Troubled semester leads to greek peer monitoring system

A group called Arkeo will supervise fraternity parties for IFC violations.

by Urmila Ramakrishnan

After a semester marred with sexual assault allegations, University of Minnesota fraternities are coming together to form the greek party police.
Organizers plan to implement Arkeo, as it will be known, in the spring semester. So far 28 greek students have signed on to help with the social-monitoring group for fraternity house parties, said Seth Thompson, president of the Pi Kappa Alpha fraternity and educational coordinator of Arkeo.
âÄúThis is much more a direct response to the sexual assaults that we had on campus and not directly related to the alcohol ban,âÄù Thompson said, referring to the ban recently lifted by the UniversityâÄôs Interfraternity Council.
Arkeo is meant to do more than prevent sexual assault, said Chad Ellsworth, coordinator of the Office of Fraternity and Sorority life.
âÄúI think that, with everything thatâÄôs happened, itâÄôs not just the three incidents that got a lot of publicity, but there are a lot of folks going to the hospital because of excessive intoxication.âÄù
The group will enforce a âÄúBYOBâÄù âÄî short for âÄúBring Your Own BeerâÄù âÄî policy, forbid hard alcohol at parties, implement set guest lists and identify underage attendees, possibly with colored wristbands, Thompson said. Volunteers will have a checklist of ArkeoâÄôs policies, he said.
While Arkeo volunteers will ensure the policies are being followed, Thompson said it is up to IFC to enforce punishment for any wrongdoing, based on reports from Arkeo volunteers.
Volunteers will also undergo a mandatory training of at least 10 hours before attending any events, Thompson said. Additional training will follow throughout the semester as well.
Thompson said that the group will consist of 10 to 15 IFC affiliated fraternities and another five to 10 sororities.
Jeffrey Shultz, president of the Omega Nu Alpha fraternity, thinks the group will be positive for the entire community.
Greeks are the basis of the group because they are the most familiar with the applicable policies, specifically IFC policy, Thompson said.
Thompson hopes the group is in effect by the beginning of next semester, although he cautioned that itâÄôs âÄúreally up in the air right now.âÄù
âÄúWe donâÄôt have a good timeline of when this group will go into effect,âÄù he said. âÄúWe are hoping to be up and running as soon as next semester starts, but a lot of that is out of our hands at the moment.âÄù
The group is currently in the process of recruiting volunteers and dealing with eligibility and legal issues, including attempts to become a University student group.
âÄúArkeo can help, if it is properly enforced,âÄù Beta Theta Pi Vice President Sam Wells said.
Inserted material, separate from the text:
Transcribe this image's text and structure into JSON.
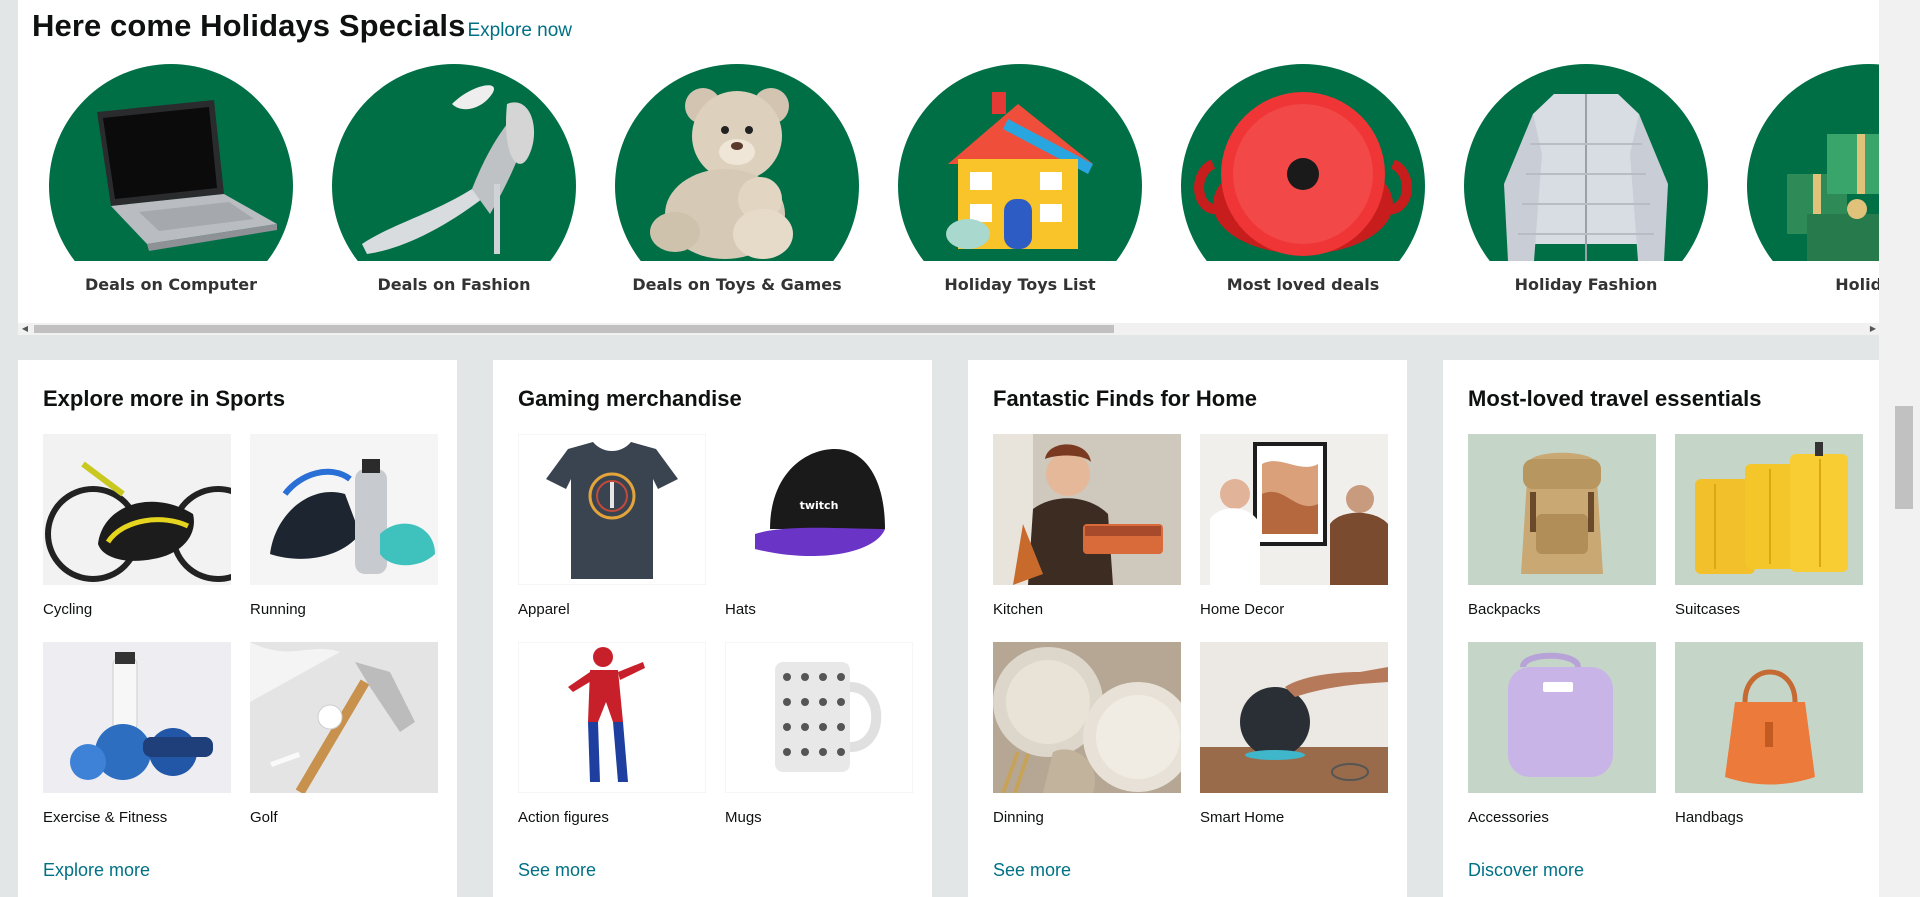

He said the design is fairly straightforward and requires fraternity houses to âÄúcrack downâÄù on every aspect of risk management, helping to curb incidents because people will be âÄúmore careful about their actions and who they let into the house.âÄù
But backlash against âÄúoutsidersâÄù being in the houses could be a negative factor, IFC President Martin Chorzempa predicted.
The group was inspired by similar programs around other Big Ten schools, Ellsworth said. One of the biggest examples of its success was at Purdue University, Thompson said.